Data records for software interfaces:
⁂

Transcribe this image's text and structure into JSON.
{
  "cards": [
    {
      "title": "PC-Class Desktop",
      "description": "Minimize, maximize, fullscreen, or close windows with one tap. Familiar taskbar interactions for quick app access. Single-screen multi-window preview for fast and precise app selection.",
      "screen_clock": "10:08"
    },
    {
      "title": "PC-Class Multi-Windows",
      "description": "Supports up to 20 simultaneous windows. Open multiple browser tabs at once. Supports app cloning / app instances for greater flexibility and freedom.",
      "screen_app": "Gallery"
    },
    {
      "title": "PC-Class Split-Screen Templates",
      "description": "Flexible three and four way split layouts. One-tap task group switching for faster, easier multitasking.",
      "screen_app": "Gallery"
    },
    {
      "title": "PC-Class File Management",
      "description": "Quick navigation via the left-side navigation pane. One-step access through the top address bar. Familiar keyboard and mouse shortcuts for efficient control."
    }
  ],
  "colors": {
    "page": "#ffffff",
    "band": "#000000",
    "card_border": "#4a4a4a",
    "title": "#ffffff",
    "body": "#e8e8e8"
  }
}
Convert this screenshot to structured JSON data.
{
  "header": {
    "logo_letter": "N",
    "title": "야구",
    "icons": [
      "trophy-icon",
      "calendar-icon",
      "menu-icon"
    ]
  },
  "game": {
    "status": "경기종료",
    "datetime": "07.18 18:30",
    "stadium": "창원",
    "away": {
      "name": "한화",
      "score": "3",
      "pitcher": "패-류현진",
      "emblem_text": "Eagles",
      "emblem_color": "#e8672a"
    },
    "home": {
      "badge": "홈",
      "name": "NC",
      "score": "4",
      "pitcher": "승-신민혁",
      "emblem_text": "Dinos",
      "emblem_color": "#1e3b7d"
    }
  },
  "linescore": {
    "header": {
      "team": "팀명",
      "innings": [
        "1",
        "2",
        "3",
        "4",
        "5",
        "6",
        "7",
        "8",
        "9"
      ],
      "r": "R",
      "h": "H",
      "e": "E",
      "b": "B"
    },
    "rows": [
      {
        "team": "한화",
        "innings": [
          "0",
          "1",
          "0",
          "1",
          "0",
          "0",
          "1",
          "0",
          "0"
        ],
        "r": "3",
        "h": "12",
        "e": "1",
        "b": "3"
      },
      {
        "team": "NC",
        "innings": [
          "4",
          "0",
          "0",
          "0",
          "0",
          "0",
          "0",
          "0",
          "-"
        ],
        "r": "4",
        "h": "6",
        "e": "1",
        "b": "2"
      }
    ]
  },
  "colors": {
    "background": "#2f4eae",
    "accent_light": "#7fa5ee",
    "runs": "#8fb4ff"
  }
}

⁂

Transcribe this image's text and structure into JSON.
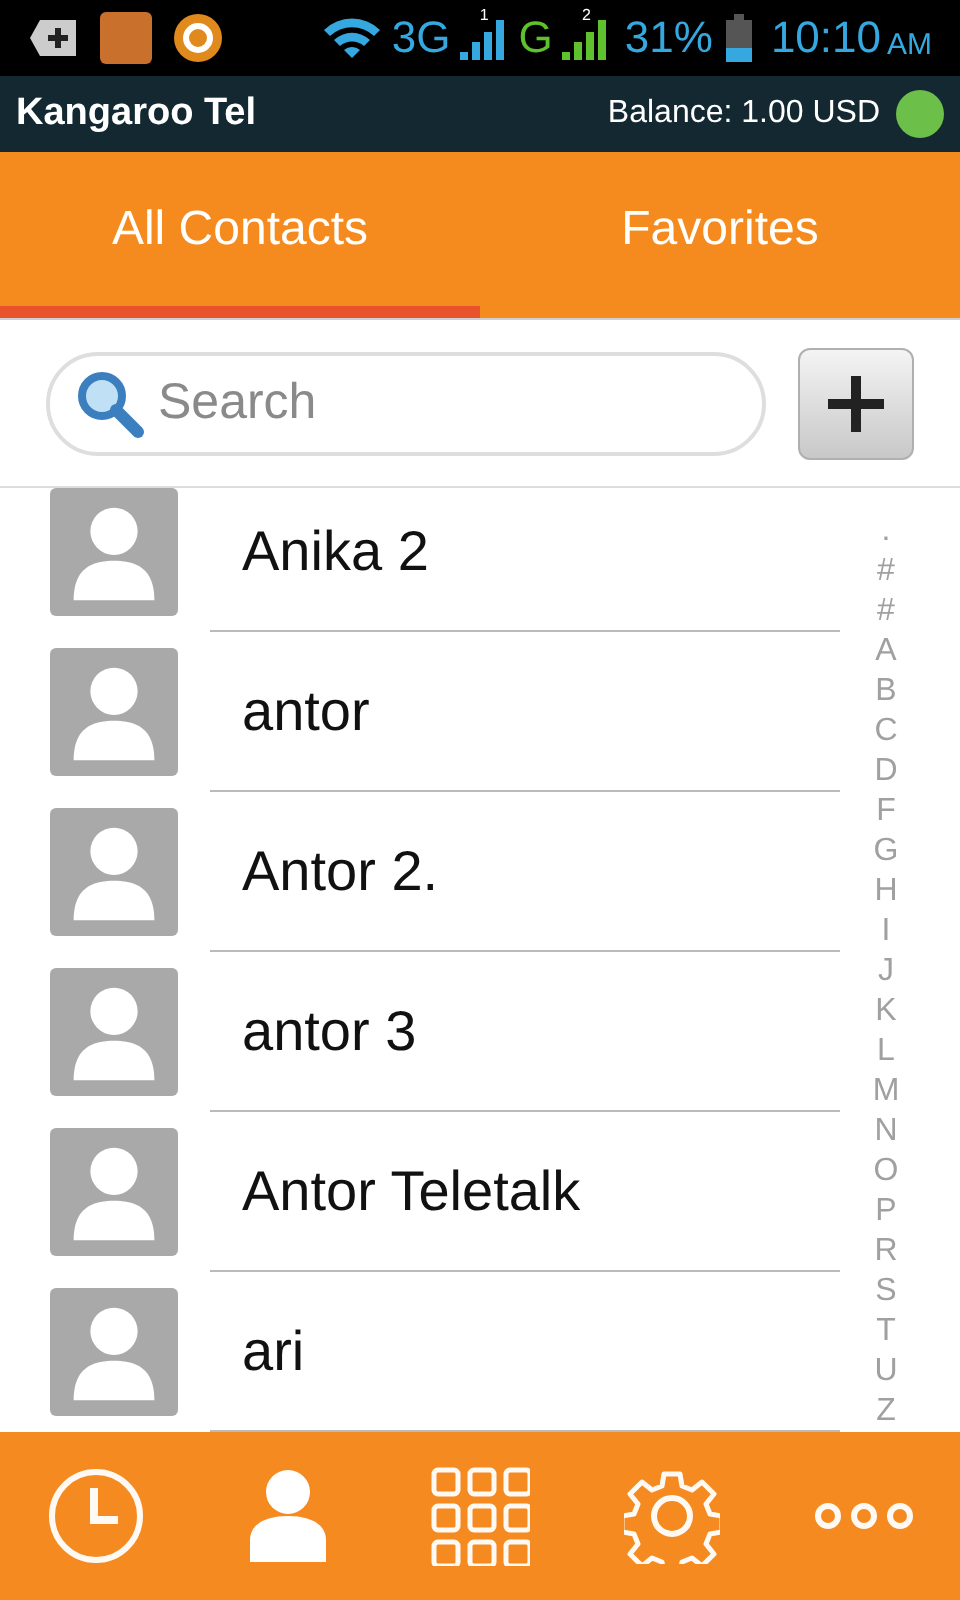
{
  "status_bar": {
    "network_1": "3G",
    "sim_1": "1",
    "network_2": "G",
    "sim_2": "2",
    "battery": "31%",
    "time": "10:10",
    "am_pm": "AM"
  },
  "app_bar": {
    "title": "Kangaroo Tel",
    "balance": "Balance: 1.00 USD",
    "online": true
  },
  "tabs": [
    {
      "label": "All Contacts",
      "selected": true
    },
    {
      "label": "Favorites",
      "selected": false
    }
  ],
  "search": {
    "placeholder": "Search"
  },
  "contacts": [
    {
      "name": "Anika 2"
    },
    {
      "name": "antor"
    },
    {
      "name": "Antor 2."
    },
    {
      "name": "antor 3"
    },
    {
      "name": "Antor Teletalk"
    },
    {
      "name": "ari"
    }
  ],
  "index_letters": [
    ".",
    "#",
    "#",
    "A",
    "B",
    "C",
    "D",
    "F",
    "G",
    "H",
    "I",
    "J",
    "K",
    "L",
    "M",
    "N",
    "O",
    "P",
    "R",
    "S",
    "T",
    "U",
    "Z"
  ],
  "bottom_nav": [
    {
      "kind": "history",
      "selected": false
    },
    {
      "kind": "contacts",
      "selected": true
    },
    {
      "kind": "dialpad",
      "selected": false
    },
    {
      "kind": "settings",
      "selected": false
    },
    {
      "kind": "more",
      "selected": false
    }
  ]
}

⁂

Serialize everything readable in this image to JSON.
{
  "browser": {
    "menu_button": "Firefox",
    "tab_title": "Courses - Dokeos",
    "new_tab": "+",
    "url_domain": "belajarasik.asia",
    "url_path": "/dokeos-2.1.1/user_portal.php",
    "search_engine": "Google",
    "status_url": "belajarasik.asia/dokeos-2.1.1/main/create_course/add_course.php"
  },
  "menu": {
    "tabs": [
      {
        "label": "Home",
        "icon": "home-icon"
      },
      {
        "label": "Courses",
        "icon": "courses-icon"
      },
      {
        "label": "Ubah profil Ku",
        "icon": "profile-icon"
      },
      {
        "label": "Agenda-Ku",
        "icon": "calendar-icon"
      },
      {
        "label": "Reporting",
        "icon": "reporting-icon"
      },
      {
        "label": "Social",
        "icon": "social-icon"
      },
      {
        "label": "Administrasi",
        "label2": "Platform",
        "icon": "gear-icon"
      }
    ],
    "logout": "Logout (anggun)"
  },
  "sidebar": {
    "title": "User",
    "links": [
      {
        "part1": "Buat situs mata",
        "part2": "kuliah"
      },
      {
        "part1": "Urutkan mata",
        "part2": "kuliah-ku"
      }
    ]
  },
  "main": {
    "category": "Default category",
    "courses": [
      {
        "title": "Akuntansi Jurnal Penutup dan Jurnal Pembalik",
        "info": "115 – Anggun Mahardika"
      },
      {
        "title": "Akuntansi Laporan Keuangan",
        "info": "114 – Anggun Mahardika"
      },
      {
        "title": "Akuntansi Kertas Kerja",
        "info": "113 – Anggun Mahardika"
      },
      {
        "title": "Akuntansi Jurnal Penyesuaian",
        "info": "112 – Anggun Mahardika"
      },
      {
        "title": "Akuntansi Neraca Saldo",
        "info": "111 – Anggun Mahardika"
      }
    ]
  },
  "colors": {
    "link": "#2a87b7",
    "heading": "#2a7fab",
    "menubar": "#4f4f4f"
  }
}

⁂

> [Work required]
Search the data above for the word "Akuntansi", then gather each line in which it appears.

> [Solution]
        "title": "Akuntansi Jurnal Penutup dan Jurnal Pembalik",
        "title": "Akuntansi Laporan Keuangan",
        "title": "Akuntansi Kertas Kerja",
        "title": "Akuntansi Jurnal Penyesuaian",
        "title": "Akuntansi Neraca Saldo",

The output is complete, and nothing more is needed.